Deliberate practice means consciously working on certain aspects of your swing to get the best results. This may be your take away, or your address or even your timing. Go to the practice ground with a goal in mind. I want to improve my ? is the question we want you to ask yourself. This will give you purpose to your deliberate practise sessions.

When you are out on the course with your buddies playing a non-competitive round of golf why not analyse your round in more detail than just the score. Keep a note of how many fairways you hit, how many greens in regulation you get and how many putts to take. this will help you structure your practise session to work on the areas that will help you improve the most.

To help even further, what we would like you to think about ahead of your next practice session is where did you drop shots on your last round of golf and why? For example, was it that you missed the fairway from the tee due to a slice? If so, then we would recommend practising a slice cure only in that session. Or it maybe that you are not hitting the green from 100 yards. Then practise this shot only with a number of different clubs to a target a 100 yards away.

By having your deliberate practice sessions tailored to improving your golf game you will get the very best out of your practise time and you may find it more enjoyable.

If you have enjoyed this article please comment and share below. You can also email any questions you may have to info@golftalk.club

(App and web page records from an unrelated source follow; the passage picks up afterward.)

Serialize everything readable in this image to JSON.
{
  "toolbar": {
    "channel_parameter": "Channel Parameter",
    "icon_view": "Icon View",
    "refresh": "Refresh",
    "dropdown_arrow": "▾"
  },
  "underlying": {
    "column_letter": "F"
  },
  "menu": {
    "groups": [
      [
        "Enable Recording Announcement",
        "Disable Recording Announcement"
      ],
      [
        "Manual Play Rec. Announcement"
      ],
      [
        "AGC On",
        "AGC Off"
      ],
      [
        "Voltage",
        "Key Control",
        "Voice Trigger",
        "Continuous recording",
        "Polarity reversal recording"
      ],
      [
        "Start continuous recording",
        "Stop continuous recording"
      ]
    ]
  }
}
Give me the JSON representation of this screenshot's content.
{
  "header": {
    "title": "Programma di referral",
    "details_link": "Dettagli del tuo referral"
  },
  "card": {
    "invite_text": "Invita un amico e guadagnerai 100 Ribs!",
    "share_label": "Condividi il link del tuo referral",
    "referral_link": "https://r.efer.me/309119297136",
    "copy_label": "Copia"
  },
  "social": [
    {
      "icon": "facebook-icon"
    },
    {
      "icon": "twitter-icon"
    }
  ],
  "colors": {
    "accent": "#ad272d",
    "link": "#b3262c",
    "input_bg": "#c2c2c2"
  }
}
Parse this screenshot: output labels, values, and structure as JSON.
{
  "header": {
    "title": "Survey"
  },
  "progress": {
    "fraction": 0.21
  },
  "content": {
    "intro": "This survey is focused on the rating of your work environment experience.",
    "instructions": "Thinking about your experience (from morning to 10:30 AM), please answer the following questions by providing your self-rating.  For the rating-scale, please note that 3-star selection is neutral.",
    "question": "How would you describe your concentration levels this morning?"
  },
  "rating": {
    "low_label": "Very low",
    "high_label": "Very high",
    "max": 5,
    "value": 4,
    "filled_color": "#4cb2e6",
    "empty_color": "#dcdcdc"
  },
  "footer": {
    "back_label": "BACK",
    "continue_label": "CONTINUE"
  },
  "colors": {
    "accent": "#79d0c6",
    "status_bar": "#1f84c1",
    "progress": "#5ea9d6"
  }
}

Also don’t forget to subscribe to Golf Talk to ensure you never miss a post.

The Golf Talk team